While many pundits are concerned with how the upcoming Overwatch League could affect the esports industry in the long term if it fails, many of the people behind the scenes aren't really seeing it that way.
Jen Ferron, VP of marketing and brand development for The Kraft Group, is new to esports. She only started becoming involved with the Kraft Group's Overwatch League team, the Boston Uprising, in May. But going off of what she's seen in league meetings and heard from other team owners since then, she doesn't share the concern that the Overwatch League has the potential to damage esports it if it fails.
"I think that the doom that you may refer to comes with any new entity and any new effort," Ferron told theScore esports. "The people who have bought into the Overwatch league are committed to it, they're committed to its success, they've said that they will stand up and support it for a number of years, and I think that it's very true.
"Listen, it's going to take until we're back in our markets, whether that's one or two years from now, we don't know right now, but I don't think anyone is going to talk doom and gloom in the 12 teams until several years have gone by and we've had enough opportunity to grow this together."
However, growing the teams isn't going to be an easy process. Not only will the Overwatch League be the first modern esports league to have city-based teams, it'll also be many of the traditional sports investors' first time dealing with esports teams.
Even though the teams will be city-based, the teams won't be able to fully leverage their home markets until at least 2019, which is another challenge for traditional sports investors in the OWL. The Kraft Group has operated out of Boston for years through the New England Patriots and the new England Revolution, meaning they're going to have to make some changes to their infrastructure to accommodate the OWL.
"Our traditional sports teams and franchises allow us to be very methodical, very programmed, very scheduled, we know when our drafts are happening, we know when pre-season takes place," Ferron said. "I think the biggest difference in my mind is being nimble and responsive. I don't want to say reactive, I don't think that's how I would view our organization at all.
"A lot of what we'll experience with esports is a very socially minded audience and I think that many teams in my opinion can sometimes be too reactive. Hear something, see something and want to respond immediately, our business model is a little more methodical in terms of planning and preparation and we'll fuse the core principles of that with the need to be nimble and a little bit looser than we're typically accustomed to."
Right now, Ferron says that the Kraft Group plans to do things like host viewing parties, hold contests to fly fans out to LA for games and arrange meetups with Uprising players in Boston, but even that could change based on feedback over time. However, the Kraft Group has other things they need to work out.
The organization is flying people out in order to have "full-time resources" in Los Angeles during the season, on top of finding more people to help understand how to best communicate with endemic esports fans. But they also have to find out how to best communicate things about the Uprising to their existing Patriots and Revolution fans.
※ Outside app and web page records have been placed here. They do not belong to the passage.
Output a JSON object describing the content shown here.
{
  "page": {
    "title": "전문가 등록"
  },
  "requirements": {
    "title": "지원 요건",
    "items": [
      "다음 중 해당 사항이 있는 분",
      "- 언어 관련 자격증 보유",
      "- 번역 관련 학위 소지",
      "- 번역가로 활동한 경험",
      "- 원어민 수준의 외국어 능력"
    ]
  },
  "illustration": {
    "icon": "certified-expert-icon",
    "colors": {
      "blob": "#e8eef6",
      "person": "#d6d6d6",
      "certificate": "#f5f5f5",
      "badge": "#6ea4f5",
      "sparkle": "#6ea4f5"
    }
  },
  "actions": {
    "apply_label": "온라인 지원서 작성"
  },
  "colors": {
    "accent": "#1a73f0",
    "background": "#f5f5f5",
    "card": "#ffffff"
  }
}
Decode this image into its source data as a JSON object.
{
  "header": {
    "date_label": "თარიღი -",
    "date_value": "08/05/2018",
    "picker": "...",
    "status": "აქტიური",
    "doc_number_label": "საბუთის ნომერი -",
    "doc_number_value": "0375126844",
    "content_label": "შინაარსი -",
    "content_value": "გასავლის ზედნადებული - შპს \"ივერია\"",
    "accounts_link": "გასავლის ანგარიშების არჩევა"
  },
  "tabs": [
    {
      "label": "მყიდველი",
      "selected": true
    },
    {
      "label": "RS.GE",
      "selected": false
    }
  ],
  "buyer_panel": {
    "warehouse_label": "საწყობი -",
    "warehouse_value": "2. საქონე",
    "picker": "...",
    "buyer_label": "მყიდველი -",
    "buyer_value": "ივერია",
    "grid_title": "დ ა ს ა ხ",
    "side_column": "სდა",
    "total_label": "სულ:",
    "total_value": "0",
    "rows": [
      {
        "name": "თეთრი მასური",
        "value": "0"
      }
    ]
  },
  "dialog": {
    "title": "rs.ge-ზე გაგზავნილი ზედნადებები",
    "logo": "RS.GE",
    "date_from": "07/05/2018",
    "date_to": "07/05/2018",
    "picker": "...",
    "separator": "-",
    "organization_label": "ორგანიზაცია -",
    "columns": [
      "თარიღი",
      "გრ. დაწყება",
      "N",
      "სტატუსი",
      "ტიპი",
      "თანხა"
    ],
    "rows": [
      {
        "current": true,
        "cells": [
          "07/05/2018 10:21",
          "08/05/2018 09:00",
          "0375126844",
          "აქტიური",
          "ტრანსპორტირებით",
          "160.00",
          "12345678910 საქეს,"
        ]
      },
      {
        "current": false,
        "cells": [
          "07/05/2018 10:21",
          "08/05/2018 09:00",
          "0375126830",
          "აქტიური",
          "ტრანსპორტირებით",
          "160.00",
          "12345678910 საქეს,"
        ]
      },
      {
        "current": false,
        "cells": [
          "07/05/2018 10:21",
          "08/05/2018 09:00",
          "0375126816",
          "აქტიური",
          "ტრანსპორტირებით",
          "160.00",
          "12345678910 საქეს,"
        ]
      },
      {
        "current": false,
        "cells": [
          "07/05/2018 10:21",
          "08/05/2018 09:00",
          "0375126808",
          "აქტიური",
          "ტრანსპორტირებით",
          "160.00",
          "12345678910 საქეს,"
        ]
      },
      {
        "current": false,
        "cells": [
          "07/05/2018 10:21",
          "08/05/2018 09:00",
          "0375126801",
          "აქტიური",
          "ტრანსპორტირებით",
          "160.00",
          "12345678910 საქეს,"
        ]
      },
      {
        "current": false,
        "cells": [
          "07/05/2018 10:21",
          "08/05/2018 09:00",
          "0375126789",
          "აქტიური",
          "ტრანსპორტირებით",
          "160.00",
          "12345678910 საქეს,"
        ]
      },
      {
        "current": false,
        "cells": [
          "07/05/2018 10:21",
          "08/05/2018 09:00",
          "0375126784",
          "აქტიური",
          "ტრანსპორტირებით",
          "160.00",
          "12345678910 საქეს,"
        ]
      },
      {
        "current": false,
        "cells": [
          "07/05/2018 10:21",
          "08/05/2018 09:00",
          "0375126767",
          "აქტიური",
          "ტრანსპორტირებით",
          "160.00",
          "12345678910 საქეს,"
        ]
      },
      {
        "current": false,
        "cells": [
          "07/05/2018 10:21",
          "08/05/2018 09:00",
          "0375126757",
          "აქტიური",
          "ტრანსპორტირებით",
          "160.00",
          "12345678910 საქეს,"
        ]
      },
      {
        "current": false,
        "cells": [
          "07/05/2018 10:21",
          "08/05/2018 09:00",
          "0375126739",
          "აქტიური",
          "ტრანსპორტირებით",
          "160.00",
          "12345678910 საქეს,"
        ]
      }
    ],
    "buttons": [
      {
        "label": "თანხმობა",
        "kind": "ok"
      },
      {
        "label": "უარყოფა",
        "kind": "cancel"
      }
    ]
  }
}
"Where there's crossover, there'll be crossover, and like we do with everything else, whether we're hosting a ticketed event at Gillette Stadium for the NHL or the NBA, we'll promote this brand to our other brands and we'll engage with the people who want to be engaged," she said. "But if we're told that a Patriots fan doesn't want to be marketed to for the Overwatch team, we won't. We're smart enough, we've got great analytics, and we know how to stratify a lot of that stuff. We'll find the overlap, and we'll look to leverage it and bring those communities together. Where there isn't an overlap, we'll grow a brand new fanbase and be authentic to that group."
And that fanbase is part of how the Kraft Group will measure success going into year one of the OWL. Obviously, every team wants to win championships and take home trophies, but winning aside, Ferron says measuring success in the first parts of the OWL is going to be complicated.
"I think we're not really focused on measurement of Season 1," she said. "We will really focus in on that when we are back in-market because there will be more tangible opportunities for us to do so here. I think a lot of the year one measurements will be very league-driven. You know, tune-in and viewership, merchandise sales, things of that nature that are at the league level.
"If they purchase tickets when we have our first match here, then we'll know that we have a measurement of success. But I think until we're truly here playing in a venue, selling tickets week over week, I think Season One measurements are a little hard to predict, I think they live more at a league level than at a team level."
Which is part of why Ferron and the league representatives she's seen at OWL ownership meetings aren't sensing the same kinds of concern that many esports pundits are from the OWL. Certainly, the OWL failing could be very bad for esports, but it'll take a while before anyone involved can be certain it is a failure.
"It's a committed group of people who have an immeasurable amount of league and professional sports experience, all coming together in a cutting edge way," Ferron said. "And I don't think there were any people in that room that had failure in mind. So I don't see what anybody else is seeing."
Daniel Rosen is a news editor for theScore esports. You can follow him on Twitter.